» **Assigned task**: Search the material below for lines containing the string "subtitle", and copy every one you find.
[Start of section]
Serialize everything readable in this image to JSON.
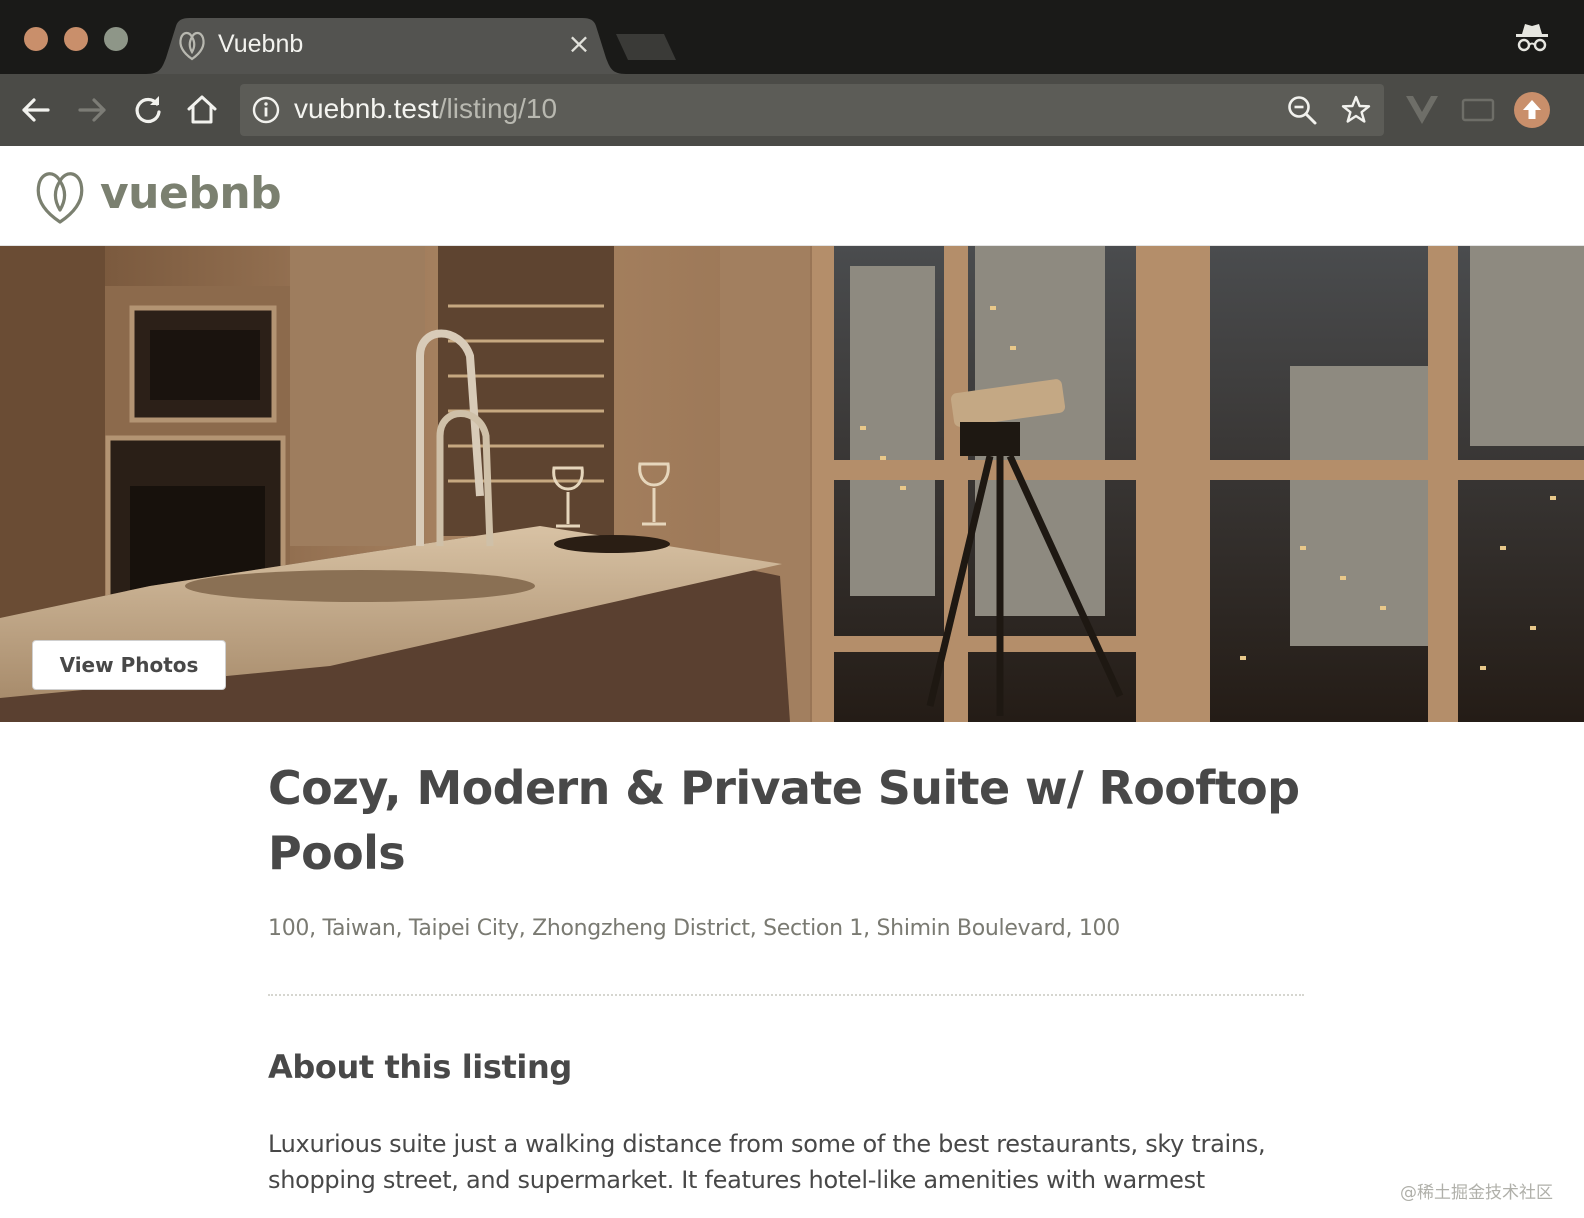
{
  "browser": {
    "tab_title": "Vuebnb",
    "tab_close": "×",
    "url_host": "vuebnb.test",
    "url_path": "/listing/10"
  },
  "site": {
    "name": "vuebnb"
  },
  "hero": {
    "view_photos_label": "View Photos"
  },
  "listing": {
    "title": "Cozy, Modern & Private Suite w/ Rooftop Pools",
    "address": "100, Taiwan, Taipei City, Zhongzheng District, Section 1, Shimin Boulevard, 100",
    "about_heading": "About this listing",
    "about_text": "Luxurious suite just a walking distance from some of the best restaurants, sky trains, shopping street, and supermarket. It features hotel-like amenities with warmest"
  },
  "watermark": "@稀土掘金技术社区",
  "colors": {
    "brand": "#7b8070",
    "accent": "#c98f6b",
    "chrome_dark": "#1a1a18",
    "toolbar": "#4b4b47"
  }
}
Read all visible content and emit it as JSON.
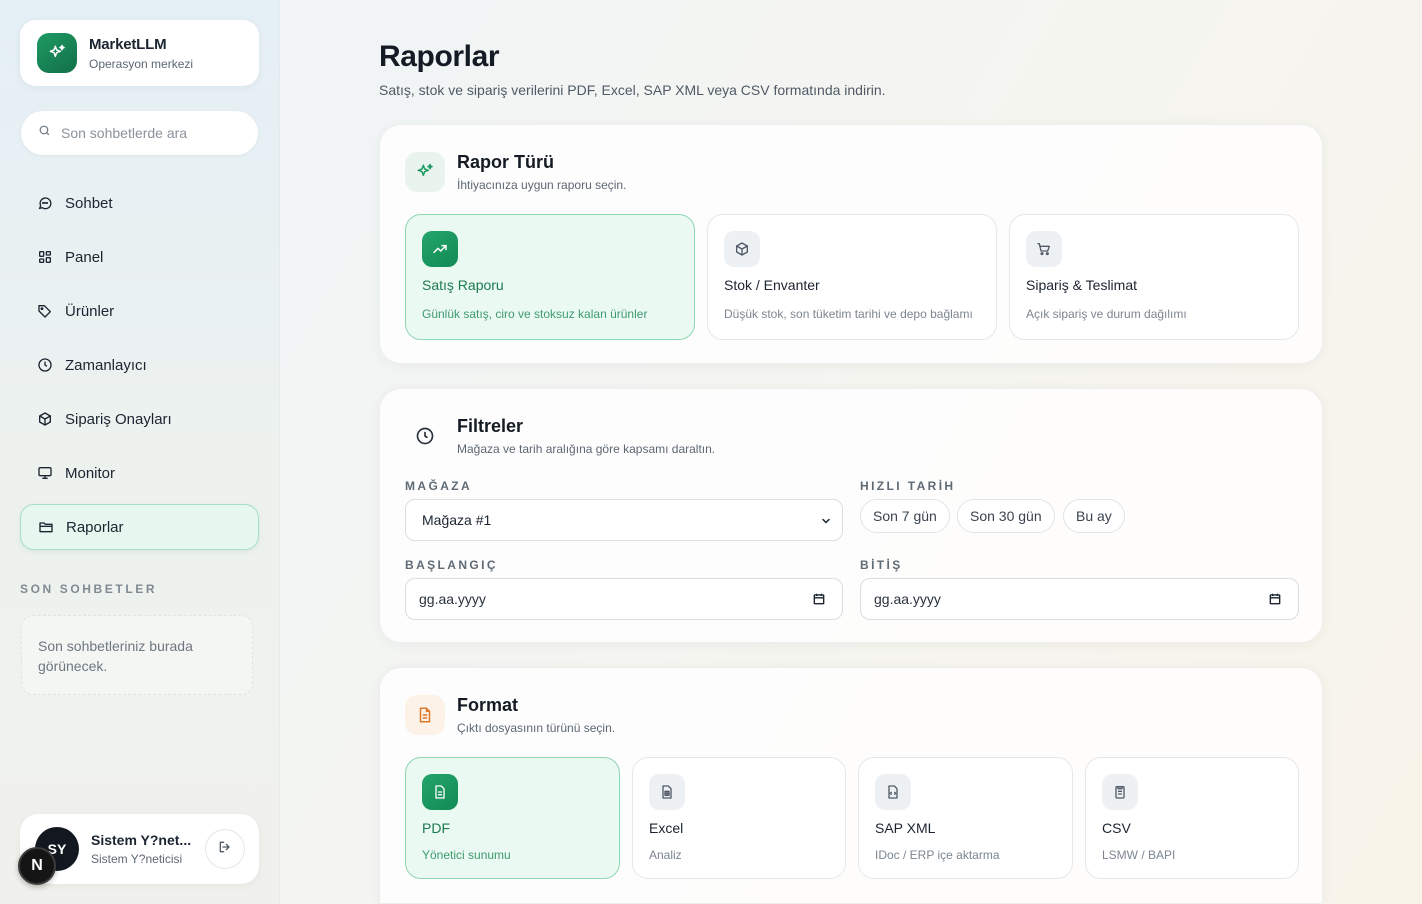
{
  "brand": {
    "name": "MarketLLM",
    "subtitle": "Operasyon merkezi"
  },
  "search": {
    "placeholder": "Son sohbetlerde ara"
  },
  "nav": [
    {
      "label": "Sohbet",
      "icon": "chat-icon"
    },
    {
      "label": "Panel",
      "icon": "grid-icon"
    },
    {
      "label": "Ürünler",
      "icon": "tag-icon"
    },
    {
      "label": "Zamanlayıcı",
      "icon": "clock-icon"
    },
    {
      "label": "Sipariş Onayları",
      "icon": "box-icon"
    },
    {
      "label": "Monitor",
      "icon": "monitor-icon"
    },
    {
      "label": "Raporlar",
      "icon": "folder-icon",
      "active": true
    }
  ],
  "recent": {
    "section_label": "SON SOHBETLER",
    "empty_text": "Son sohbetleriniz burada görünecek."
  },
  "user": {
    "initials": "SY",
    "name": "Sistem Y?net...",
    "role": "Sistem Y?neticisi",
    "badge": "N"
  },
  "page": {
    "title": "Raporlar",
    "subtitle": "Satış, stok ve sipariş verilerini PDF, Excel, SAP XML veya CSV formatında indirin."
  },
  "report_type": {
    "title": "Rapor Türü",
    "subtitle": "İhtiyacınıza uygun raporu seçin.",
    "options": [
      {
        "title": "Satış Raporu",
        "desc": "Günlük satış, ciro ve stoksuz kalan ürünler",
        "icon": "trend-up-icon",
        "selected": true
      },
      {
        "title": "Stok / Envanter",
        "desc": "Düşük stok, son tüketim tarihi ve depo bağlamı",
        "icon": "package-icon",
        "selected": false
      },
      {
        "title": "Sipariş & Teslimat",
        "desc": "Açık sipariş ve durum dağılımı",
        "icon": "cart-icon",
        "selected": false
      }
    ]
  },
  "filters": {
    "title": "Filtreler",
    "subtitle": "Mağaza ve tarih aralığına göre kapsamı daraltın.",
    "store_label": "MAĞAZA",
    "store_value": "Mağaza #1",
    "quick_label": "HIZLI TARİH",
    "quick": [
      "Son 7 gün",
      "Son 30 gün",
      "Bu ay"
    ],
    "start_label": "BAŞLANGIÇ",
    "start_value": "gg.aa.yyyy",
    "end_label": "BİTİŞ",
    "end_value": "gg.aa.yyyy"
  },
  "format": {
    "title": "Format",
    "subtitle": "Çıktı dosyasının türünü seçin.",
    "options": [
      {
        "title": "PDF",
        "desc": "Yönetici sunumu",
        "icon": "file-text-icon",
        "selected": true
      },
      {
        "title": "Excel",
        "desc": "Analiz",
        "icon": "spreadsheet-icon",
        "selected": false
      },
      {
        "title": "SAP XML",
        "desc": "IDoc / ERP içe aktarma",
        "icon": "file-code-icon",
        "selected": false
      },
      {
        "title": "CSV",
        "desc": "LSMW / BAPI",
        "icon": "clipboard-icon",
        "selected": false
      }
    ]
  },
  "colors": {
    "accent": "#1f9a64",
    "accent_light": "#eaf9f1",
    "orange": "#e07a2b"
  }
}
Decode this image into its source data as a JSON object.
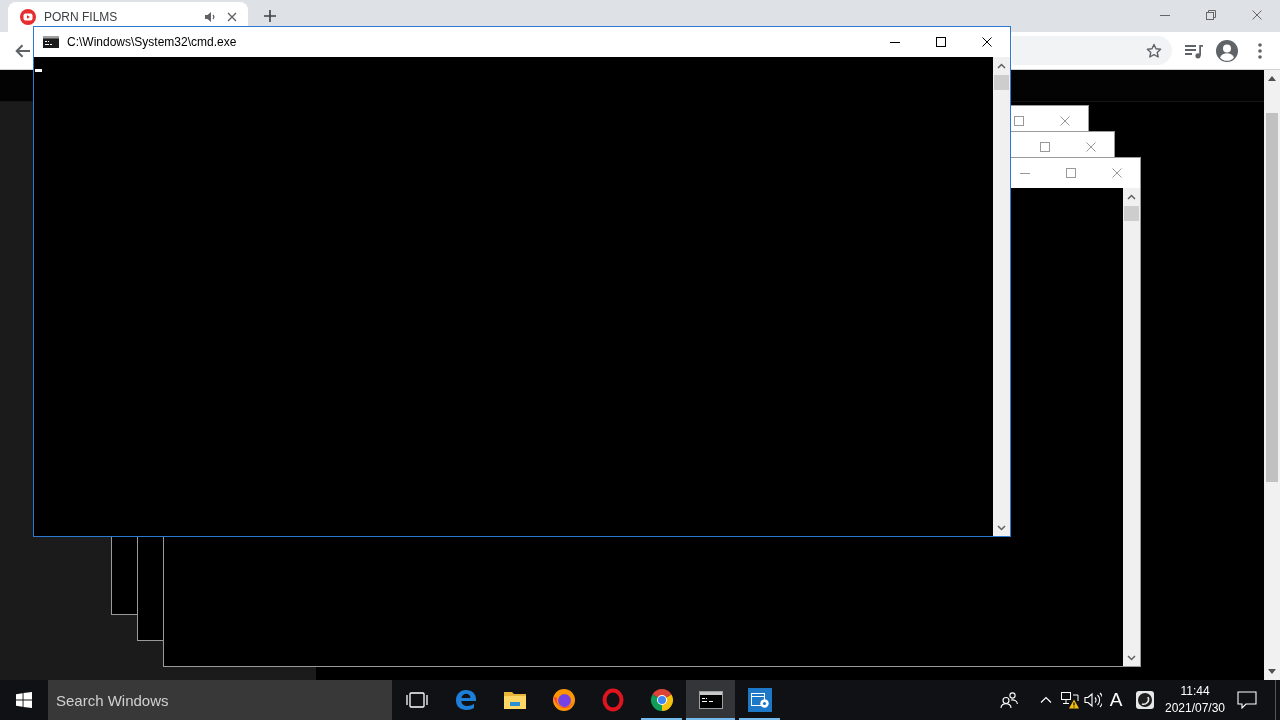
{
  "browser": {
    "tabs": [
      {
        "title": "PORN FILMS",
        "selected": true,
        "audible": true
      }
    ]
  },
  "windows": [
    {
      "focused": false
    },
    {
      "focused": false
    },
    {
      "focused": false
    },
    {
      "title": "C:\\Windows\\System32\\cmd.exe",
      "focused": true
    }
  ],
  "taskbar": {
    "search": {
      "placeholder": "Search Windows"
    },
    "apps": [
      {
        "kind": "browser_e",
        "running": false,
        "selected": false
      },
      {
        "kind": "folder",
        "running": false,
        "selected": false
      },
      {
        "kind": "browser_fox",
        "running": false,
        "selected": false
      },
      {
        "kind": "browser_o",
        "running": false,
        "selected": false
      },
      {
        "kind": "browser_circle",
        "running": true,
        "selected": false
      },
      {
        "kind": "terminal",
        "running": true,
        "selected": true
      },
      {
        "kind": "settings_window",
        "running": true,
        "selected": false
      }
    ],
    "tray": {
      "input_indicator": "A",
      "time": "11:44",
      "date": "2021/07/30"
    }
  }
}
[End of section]
» **Written answer**:
    "subtitle": "Operasyon merkezi"
    "subtitle": "Satış, stok ve sipariş verilerini PDF, Excel, SAP XML veya CSV formatında indirin."
    "subtitle": "İhtiyacınıza uygun raporu seçin.",
    "subtitle": "Mağaza ve tarih aralığına göre kapsamı daraltın.",
    "subtitle": "Çıktı dosyasının türünü seçin.",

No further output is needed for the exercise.